## Goal of the exercise:
Would you restate all the entries exactly, leaving nothing out?

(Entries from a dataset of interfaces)
◆ ◆ ◆

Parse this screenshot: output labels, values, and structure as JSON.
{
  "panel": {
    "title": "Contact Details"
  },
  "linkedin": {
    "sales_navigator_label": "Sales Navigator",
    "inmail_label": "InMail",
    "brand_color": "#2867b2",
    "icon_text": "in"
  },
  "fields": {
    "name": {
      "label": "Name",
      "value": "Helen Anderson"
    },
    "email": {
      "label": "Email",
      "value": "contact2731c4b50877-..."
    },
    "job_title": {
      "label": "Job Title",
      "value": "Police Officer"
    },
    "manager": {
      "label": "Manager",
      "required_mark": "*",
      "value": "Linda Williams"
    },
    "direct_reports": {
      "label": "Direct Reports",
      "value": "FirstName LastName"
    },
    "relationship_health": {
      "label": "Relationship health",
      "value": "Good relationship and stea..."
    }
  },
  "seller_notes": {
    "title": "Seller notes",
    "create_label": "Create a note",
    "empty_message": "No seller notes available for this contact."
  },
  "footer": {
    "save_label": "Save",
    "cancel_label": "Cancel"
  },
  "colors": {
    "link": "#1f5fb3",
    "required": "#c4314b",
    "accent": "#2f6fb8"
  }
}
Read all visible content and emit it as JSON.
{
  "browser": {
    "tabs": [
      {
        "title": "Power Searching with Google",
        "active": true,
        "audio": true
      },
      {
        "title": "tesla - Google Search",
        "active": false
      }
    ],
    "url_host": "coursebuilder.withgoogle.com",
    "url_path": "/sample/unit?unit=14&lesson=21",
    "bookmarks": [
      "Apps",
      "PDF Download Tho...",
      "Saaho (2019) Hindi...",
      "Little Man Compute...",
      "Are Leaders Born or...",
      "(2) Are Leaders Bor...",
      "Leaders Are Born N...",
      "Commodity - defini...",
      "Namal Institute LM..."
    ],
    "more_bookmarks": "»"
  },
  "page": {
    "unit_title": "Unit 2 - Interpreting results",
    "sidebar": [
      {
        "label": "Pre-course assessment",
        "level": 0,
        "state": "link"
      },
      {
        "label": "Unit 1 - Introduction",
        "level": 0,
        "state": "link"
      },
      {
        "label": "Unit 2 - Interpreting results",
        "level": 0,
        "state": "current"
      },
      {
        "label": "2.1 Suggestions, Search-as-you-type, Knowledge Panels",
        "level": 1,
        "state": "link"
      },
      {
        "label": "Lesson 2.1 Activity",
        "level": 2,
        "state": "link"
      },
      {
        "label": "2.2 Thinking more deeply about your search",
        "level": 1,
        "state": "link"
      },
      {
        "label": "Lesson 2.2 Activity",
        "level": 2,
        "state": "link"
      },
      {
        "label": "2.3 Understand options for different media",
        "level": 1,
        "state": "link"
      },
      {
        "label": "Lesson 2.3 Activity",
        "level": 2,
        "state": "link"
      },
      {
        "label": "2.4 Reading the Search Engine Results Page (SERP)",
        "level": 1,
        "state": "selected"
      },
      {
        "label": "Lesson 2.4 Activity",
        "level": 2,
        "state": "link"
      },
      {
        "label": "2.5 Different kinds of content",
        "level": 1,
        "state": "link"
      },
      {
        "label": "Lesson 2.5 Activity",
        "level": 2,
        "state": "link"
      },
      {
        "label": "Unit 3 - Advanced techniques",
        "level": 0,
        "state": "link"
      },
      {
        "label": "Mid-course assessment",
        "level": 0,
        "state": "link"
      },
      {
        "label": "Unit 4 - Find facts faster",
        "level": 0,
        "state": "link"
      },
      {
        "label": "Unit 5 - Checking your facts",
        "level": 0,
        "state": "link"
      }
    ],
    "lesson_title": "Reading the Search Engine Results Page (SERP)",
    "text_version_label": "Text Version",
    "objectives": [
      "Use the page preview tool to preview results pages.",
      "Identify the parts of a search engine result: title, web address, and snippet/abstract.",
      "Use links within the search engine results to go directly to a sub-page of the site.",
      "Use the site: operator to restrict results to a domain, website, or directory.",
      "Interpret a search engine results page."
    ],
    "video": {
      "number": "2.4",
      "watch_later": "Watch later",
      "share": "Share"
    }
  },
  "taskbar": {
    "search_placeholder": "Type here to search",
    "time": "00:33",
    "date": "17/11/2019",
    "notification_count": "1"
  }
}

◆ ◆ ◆

## Solution for this exercise:
Parse this screenshot: output labels, values, and structure as JSON.
{
  "panel": {
    "title": "Contact Details"
  },
  "linkedin": {
    "sales_navigator_label": "Sales Navigator",
    "inmail_label": "InMail",
    "brand_color": "#2867b2",
    "icon_text": "in"
  },
  "fields": {
    "name": {
      "label": "Name",
      "value": "Helen Anderson"
    },
    "email": {
      "label": "Email",
      "value": "contact2731c4b50877-..."
    },
    "job_title": {
      "label": "Job Title",
      "value": "Police Officer"
    },
    "manager": {
      "label": "Manager",
      "required_mark": "*",
      "value": "Linda Williams"
    },
    "direct_reports": {
      "label": "Direct Reports",
      "value": "FirstName LastName"
    },
    "relationship_health": {
      "label": "Relationship health",
      "value": "Good relationship and stea..."
    }
  },
  "seller_notes": {
    "title": "Seller notes",
    "create_label": "Create a note",
    "empty_message": "No seller notes available for this contact."
  },
  "footer": {
    "save_label": "Save",
    "cancel_label": "Cancel"
  },
  "colors": {
    "link": "#1f5fb3",
    "required": "#c4314b",
    "accent": "#2f6fb8"
  }
}
Read all visible content and emit it as JSON.
{
  "browser": {
    "tabs": [
      {
        "title": "Power Searching with Google",
        "active": true,
        "audio": true
      },
      {
        "title": "tesla - Google Search",
        "active": false
      }
    ],
    "url_host": "coursebuilder.withgoogle.com",
    "url_path": "/sample/unit?unit=14&lesson=21",
    "bookmarks": [
      "Apps",
      "PDF Download Tho...",
      "Saaho (2019) Hindi...",
      "Little Man Compute...",
      "Are Leaders Born or...",
      "(2) Are Leaders Bor...",
      "Leaders Are Born N...",
      "Commodity - defini...",
      "Namal Institute LM..."
    ],
    "more_bookmarks": "»"
  },
  "page": {
    "unit_title": "Unit 2 - Interpreting results",
    "sidebar": [
      {
        "label": "Pre-course assessment",
        "level": 0,
        "state": "link"
      },
      {
        "label": "Unit 1 - Introduction",
        "level": 0,
        "state": "link"
      },
      {
        "label": "Unit 2 - Interpreting results",
        "level": 0,
        "state": "current"
      },
      {
        "label": "2.1 Suggestions, Search-as-you-type, Knowledge Panels",
        "level": 1,
        "state": "link"
      },
      {
        "label": "Lesson 2.1 Activity",
        "level": 2,
        "state": "link"
      },
      {
        "label": "2.2 Thinking more deeply about your search",
        "level": 1,
        "state": "link"
      },
      {
        "label": "Lesson 2.2 Activity",
        "level": 2,
        "state": "link"
      },
      {
        "label": "2.3 Understand options for different media",
        "level": 1,
        "state": "link"
      },
      {
        "label": "Lesson 2.3 Activity",
        "level": 2,
        "state": "link"
      },
      {
        "label": "2.4 Reading the Search Engine Results Page (SERP)",
        "level": 1,
        "state": "selected"
      },
      {
        "label": "Lesson 2.4 Activity",
        "level": 2,
        "state": "link"
      },
      {
        "label": "2.5 Different kinds of content",
        "level": 1,
        "state": "link"
      },
      {
        "label": "Lesson 2.5 Activity",
        "level": 2,
        "state": "link"
      },
      {
        "label": "Unit 3 - Advanced techniques",
        "level": 0,
        "state": "link"
      },
      {
        "label": "Mid-course assessment",
        "level": 0,
        "state": "link"
      },
      {
        "label": "Unit 4 - Find facts faster",
        "level": 0,
        "state": "link"
      },
      {
        "label": "Unit 5 - Checking your facts",
        "level": 0,
        "state": "link"
      }
    ],
    "lesson_title": "Reading the Search Engine Results Page (SERP)",
    "text_version_label": "Text Version",
    "objectives": [
      "Use the page preview tool to preview results pages.",
      "Identify the parts of a search engine result: title, web address, and snippet/abstract.",
      "Use links within the search engine results to go directly to a sub-page of the site.",
      "Use the site: operator to restrict results to a domain, website, or directory.",
      "Interpret a search engine results page."
    ],
    "video": {
      "number": "2.4",
      "watch_later": "Watch later",
      "share": "Share"
    }
  },
  "taskbar": {
    "search_placeholder": "Type here to search",
    "time": "00:33",
    "date": "17/11/2019",
    "notification_count": "1"
  }
}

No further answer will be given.